▸ Exercise instructions: Locate every line in the records below that holds the word "JSON" and return each one.

▸ Records for this exercise:

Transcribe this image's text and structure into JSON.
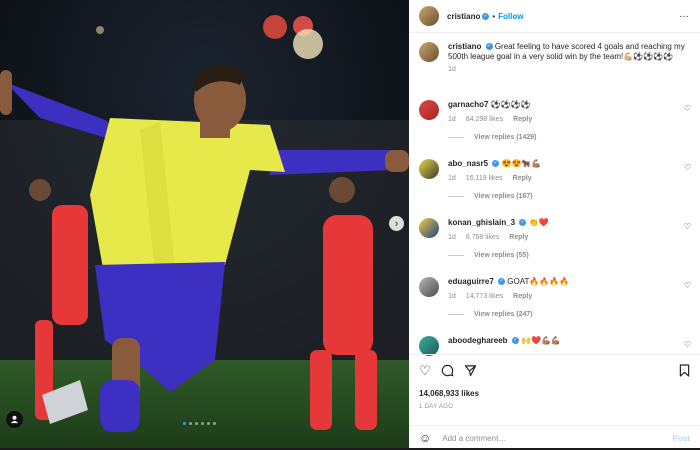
{
  "post": {
    "username": "cristiano",
    "header_sep": "•",
    "follow_label": "Follow",
    "more_icon": "…",
    "caption_text": "Great feeling to have scored 4 goals and reaching my 500th league goal in a very solid win by the team!💪🏼⚽⚽⚽⚽",
    "caption_time": "1d"
  },
  "comments": [
    {
      "username": "garnacho7",
      "verified": false,
      "text": "⚽⚽⚽⚽",
      "time": "1d",
      "likes": "84,298 likes",
      "reply": "Reply",
      "view_replies": "View replies (1429)"
    },
    {
      "username": "abo_nasr5",
      "verified": true,
      "text": "😍😍🐂💪🏽",
      "time": "1d",
      "likes": "16,119 likes",
      "reply": "Reply",
      "view_replies": "View replies (167)"
    },
    {
      "username": "konan_ghislain_3",
      "verified": true,
      "text": "👏❤️",
      "time": "1d",
      "likes": "8,768 likes",
      "reply": "Reply",
      "view_replies": "View replies (55)"
    },
    {
      "username": "eduaguirre7",
      "verified": true,
      "text": "GOAT🔥🔥🔥🔥",
      "time": "1d",
      "likes": "14,773 likes",
      "reply": "Reply",
      "view_replies": "View replies (247)"
    },
    {
      "username": "aboodeghareeb",
      "verified": true,
      "text": "🙌❤️💪🏽💪🏽",
      "time": "",
      "likes": "",
      "reply": "",
      "view_replies": ""
    }
  ],
  "stats": {
    "likes": "14,068,933 likes",
    "ago": "1 DAY AGO"
  },
  "compose": {
    "placeholder": "Add a comment…",
    "post_label": "Post"
  },
  "icons": {
    "like": "heart-icon",
    "comment": "comment-icon",
    "share": "share-icon",
    "save": "bookmark-icon",
    "emoji": "emoji-icon",
    "next": "chevron-right-icon",
    "tag": "user-tag-icon"
  },
  "carousel": {
    "slides": 6,
    "active": 0
  },
  "colors": {
    "accent": "#0095f6",
    "verified": "#3897f0",
    "jersey_yellow": "#e7e94a",
    "jersey_blue": "#3d2fc2",
    "opponent_red": "#e63838"
  }
}
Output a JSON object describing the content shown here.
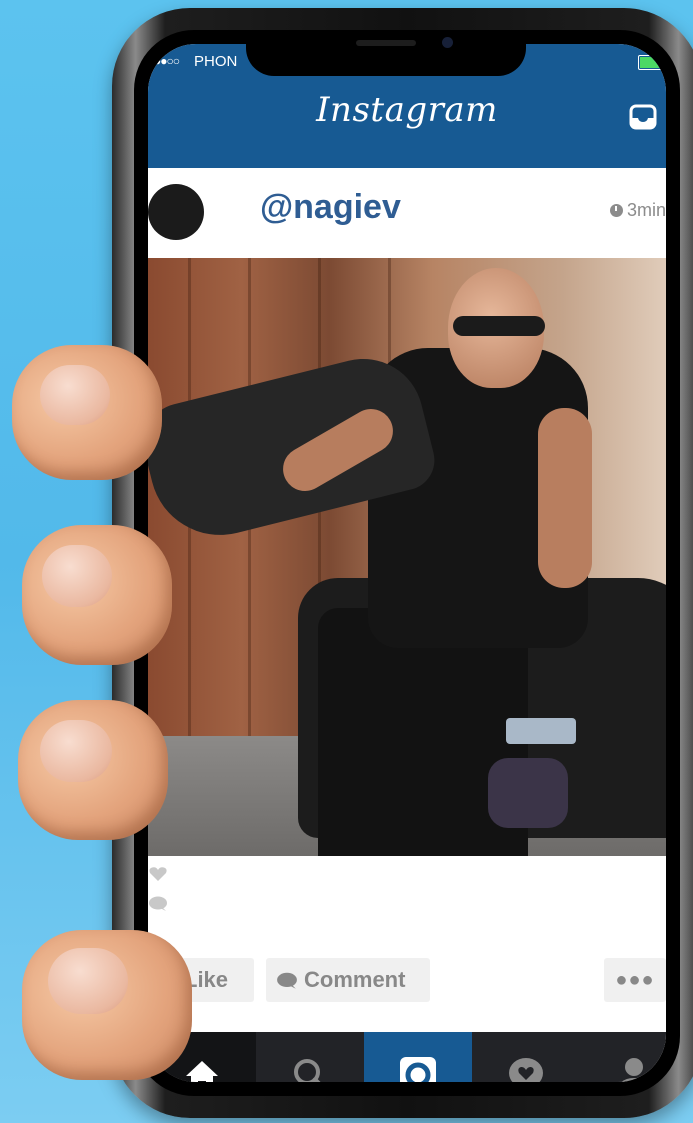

▸ Answer to the exercise:
Transcribe this image's text and structure into JSON.
Output a JSON object describing the content shown here.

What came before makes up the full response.